Untimely wrinkling is linked with this habit. Evidence showed that heavy smokers may have more early wrinkles than occasional smokers, and that men’s skin is less affected than women’s.

Skin tissue changing

Several studies reported the skin tissues of non-smokers and smokers as a measure of untimely aging, and found that the consequence was largely noticeable in men. Collagen and elastin are also harmed—the fibers that give skin its strength and elasticity.

Smoking and wound healing

Puffing tobacco decrease the capability of the skin to repair wounds and regenerate. This is largely apparent in patients who are undergoing a surgery. A cigarette has nicotine, which causes vasoconstriction. When the blood vessels are being constricted, the blood that they transport throughout the body is lesser, thus, the amount of nutrients needed for the skin to regenerate is reduced. In addition, carbon monoxide is the other toxic component that cuts the flow of oxygen in the body, and the amount of oxygen required for the broken cells to regenerate.

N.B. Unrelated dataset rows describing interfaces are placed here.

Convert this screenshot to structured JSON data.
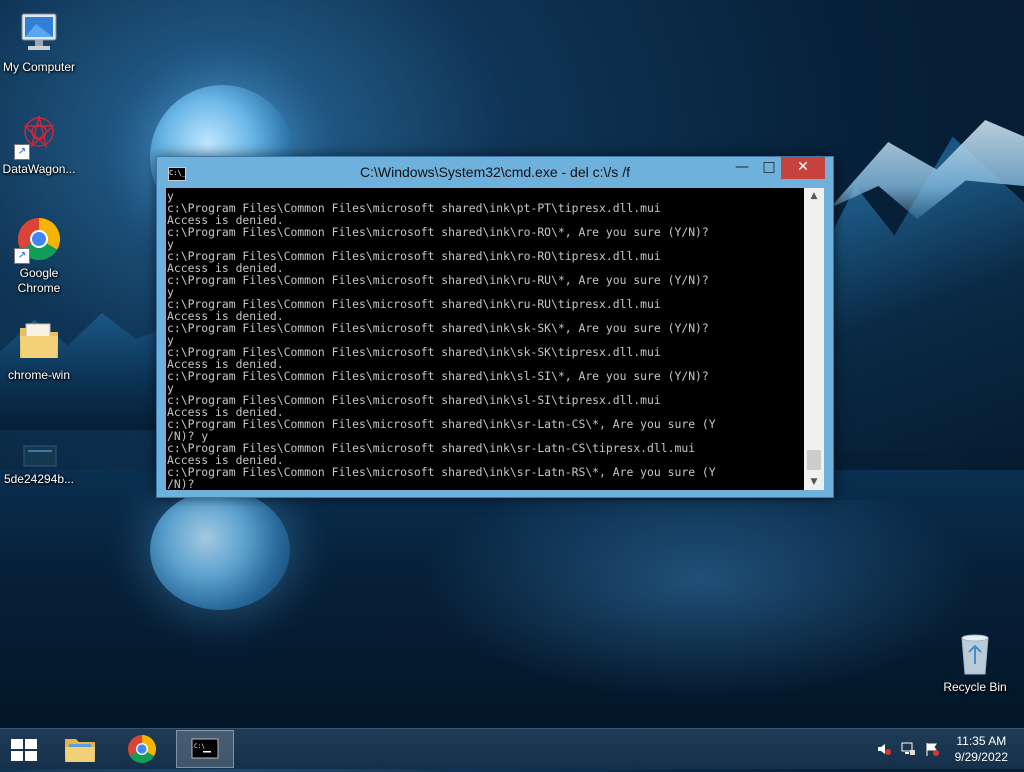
{
  "desktop": {
    "icons": [
      {
        "label": "My Computer",
        "icon": "computer-icon"
      },
      {
        "label": "DataWagon...",
        "icon": "datawagon-icon"
      },
      {
        "label": "Google Chrome",
        "icon": "chrome-icon"
      },
      {
        "label": "chrome-win",
        "icon": "folder-icon"
      },
      {
        "label": "5de24294b...",
        "icon": "file-icon"
      },
      {
        "label": "Recycle Bin",
        "icon": "recycle-bin-icon"
      }
    ]
  },
  "window": {
    "title": "C:\\Windows\\System32\\cmd.exe - del  c:\\/s /f",
    "minimize_label": "—",
    "maximize_label": "□",
    "close_label": "✕",
    "console_text": "y\nc:\\Program Files\\Common Files\\microsoft shared\\ink\\pt-PT\\tipresx.dll.mui\nAccess is denied.\nc:\\Program Files\\Common Files\\microsoft shared\\ink\\ro-RO\\*, Are you sure (Y/N)?\ny\nc:\\Program Files\\Common Files\\microsoft shared\\ink\\ro-RO\\tipresx.dll.mui\nAccess is denied.\nc:\\Program Files\\Common Files\\microsoft shared\\ink\\ru-RU\\*, Are you sure (Y/N)?\ny\nc:\\Program Files\\Common Files\\microsoft shared\\ink\\ru-RU\\tipresx.dll.mui\nAccess is denied.\nc:\\Program Files\\Common Files\\microsoft shared\\ink\\sk-SK\\*, Are you sure (Y/N)?\ny\nc:\\Program Files\\Common Files\\microsoft shared\\ink\\sk-SK\\tipresx.dll.mui\nAccess is denied.\nc:\\Program Files\\Common Files\\microsoft shared\\ink\\sl-SI\\*, Are you sure (Y/N)?\ny\nc:\\Program Files\\Common Files\\microsoft shared\\ink\\sl-SI\\tipresx.dll.mui\nAccess is denied.\nc:\\Program Files\\Common Files\\microsoft shared\\ink\\sr-Latn-CS\\*, Are you sure (Y\n/N)? y\nc:\\Program Files\\Common Files\\microsoft shared\\ink\\sr-Latn-CS\\tipresx.dll.mui\nAccess is denied.\nc:\\Program Files\\Common Files\\microsoft shared\\ink\\sr-Latn-RS\\*, Are you sure (Y\n/N)?"
  },
  "taskbar": {
    "items": [
      "start-button",
      "file-explorer",
      "google-chrome",
      "command-prompt"
    ],
    "tray": {
      "time": "11:35 AM",
      "date": "9/29/2022"
    }
  },
  "colors": {
    "title_bar": "#6fb1dd",
    "close_button": "#c7433e",
    "console_bg": "#000000",
    "console_fg": "#c6c6c6",
    "taskbar": "#15304a"
  }
}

Unmoisturized skin might take on a red, flaky or scaly appearance. Available proof suggests that the habit decreases moisture in the skin. Another study revealed that females who smoked above 10 cigarettes every day had expressively lower mean moisture values than non-smokers.

Skin blood flow

Smoking decreases skin blood flow by rising the discharge of vasopressin hormone. Vasopressin is formed naturally by humans, and lowers blood flow. Researches have reported that concentrations of vasopressin in the blood increase straightaway after having a cigarette. This habit narrows the tiny blood vessels in the outermost layers of skin that decreases blood flow. This depletes the skin of oxygen and nutrients that are essential to skin health.

Skin cancer

Smoking rockets skin cancer risk. Pipe and cigarette smokers, a Dutch study showed, were in double risk as likely as non-smokers to progress squamous cell carcinoma of the skin, when other risk factors (for example, age and sun exposure) were taken into account. The same study showed that present smokers were expected to grow the condition more than former smokers.


Psoriasis is a scarce skin condition characterized by the formation of silvery, plaque-like scales on the arms and legs, mainly at the knees and elbows. A 2007 study found that if one cigarette pack is smoked per day for ten years or less, psoriasis risk increases 20 percent. Even secondhand smoke during pregnancy or childhood is linked to a higher risk.

These are only some of the detrimental effects on the skin. Surprisingly, there are more of them that may take place immediately or after some time. The effects on the skin, however, can never be concealed especially after a long time of smoking."

Motivated yet?